Exercise directions
I would like every line of the records below that contains the word "Chức" copied.

Records from a data collection:
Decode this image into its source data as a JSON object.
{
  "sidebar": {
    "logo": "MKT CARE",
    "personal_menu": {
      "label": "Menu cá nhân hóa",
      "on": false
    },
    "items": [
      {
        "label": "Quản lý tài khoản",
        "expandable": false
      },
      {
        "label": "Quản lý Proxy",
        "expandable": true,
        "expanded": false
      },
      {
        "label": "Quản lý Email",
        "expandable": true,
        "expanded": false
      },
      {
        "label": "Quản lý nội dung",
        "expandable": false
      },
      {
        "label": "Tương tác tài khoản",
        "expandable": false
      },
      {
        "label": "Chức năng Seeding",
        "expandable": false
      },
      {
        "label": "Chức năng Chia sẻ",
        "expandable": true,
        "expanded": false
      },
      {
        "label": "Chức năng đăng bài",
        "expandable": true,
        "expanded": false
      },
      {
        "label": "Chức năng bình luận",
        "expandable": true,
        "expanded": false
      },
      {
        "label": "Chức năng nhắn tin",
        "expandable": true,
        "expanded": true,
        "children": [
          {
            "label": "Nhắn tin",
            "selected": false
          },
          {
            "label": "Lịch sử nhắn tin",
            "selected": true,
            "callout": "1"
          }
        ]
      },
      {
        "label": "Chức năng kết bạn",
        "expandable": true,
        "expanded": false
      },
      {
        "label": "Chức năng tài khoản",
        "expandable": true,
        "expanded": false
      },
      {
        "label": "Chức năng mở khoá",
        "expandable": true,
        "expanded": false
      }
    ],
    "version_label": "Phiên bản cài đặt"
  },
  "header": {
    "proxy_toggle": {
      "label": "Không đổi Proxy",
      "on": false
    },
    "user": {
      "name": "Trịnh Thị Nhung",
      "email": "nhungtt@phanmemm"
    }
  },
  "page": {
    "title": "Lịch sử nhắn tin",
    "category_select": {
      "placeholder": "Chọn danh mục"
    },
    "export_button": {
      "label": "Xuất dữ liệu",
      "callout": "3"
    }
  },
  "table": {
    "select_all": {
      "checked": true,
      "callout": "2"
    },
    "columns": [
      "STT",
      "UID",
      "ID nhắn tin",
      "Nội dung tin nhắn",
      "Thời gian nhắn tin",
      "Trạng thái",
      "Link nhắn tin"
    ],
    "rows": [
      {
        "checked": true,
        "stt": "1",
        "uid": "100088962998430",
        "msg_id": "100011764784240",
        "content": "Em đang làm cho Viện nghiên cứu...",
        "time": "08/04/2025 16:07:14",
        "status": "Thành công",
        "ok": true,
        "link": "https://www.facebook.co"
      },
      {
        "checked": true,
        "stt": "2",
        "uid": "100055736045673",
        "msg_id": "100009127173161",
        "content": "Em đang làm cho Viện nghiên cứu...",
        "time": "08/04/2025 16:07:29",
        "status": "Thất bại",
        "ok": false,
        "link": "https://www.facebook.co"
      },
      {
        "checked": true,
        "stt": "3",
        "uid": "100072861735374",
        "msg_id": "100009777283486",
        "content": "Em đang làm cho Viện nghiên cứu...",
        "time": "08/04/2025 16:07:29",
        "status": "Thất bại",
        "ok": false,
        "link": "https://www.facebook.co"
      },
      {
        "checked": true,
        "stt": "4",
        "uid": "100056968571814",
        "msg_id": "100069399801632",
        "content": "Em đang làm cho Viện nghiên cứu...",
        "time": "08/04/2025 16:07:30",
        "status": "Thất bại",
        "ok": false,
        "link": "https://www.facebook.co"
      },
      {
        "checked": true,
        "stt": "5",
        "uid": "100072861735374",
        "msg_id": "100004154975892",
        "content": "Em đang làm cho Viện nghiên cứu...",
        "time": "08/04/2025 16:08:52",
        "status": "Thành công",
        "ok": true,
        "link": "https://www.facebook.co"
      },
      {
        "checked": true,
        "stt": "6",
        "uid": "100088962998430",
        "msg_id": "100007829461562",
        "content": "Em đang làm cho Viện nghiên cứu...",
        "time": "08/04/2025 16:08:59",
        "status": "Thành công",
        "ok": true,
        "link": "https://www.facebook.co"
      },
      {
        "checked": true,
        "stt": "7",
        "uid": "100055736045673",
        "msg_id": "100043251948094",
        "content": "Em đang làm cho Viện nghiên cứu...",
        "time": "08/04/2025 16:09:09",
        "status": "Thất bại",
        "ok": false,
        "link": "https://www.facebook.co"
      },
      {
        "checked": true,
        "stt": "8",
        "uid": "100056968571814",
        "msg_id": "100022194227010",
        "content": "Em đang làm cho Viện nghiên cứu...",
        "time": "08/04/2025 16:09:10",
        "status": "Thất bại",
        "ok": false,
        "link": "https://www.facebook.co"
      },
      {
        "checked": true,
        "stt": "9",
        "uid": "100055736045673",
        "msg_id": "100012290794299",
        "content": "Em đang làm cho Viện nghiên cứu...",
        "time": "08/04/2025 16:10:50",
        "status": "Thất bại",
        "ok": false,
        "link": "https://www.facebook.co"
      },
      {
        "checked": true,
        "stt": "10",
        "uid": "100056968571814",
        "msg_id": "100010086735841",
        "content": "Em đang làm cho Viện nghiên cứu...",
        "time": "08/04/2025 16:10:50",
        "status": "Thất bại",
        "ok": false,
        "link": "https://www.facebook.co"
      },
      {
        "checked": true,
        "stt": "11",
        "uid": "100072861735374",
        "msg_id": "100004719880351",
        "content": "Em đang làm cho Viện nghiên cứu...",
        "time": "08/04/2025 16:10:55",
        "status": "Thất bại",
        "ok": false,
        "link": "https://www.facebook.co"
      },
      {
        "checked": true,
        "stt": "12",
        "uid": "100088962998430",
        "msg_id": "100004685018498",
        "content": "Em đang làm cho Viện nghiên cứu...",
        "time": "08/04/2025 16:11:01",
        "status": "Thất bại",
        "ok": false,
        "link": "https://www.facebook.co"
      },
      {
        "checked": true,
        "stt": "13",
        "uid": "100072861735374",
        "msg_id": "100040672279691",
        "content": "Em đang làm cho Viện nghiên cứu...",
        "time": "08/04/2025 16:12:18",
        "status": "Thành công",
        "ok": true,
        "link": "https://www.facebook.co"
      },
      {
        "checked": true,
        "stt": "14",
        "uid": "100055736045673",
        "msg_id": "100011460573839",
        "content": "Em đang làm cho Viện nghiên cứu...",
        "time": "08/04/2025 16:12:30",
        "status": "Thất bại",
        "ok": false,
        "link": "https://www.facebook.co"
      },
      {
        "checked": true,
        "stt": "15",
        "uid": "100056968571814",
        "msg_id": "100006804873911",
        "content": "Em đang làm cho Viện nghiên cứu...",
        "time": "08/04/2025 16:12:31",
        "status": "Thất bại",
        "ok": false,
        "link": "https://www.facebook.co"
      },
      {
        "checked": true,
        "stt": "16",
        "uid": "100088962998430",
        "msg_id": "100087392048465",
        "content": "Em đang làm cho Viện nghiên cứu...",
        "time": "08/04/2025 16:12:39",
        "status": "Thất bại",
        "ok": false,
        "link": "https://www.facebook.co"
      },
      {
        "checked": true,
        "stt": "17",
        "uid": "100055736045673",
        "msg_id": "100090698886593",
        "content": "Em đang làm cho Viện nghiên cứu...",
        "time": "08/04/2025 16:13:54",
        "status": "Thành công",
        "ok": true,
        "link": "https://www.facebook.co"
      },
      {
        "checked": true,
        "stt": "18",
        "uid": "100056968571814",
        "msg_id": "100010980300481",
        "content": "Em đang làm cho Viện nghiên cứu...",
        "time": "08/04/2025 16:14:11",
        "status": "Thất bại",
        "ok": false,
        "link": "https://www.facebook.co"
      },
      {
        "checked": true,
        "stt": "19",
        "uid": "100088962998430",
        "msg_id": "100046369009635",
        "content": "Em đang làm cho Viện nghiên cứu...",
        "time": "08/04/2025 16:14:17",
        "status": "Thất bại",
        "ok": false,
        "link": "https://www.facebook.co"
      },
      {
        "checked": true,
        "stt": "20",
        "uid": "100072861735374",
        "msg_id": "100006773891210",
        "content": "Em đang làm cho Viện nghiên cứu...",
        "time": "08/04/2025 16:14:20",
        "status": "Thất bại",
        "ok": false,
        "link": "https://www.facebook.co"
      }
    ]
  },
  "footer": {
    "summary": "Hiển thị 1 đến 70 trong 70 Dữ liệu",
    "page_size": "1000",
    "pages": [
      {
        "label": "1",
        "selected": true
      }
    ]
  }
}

Your solution
        "label": "Chức năng Seeding",
        "label": "Chức năng Chia sẻ",
        "label": "Chức năng đăng bài",
        "label": "Chức năng bình luận",
        "label": "Chức năng nhắn tin",
        "label": "Chức năng kết bạn",
        "label": "Chức năng tài khoản",
        "label": "Chức năng mở khoá",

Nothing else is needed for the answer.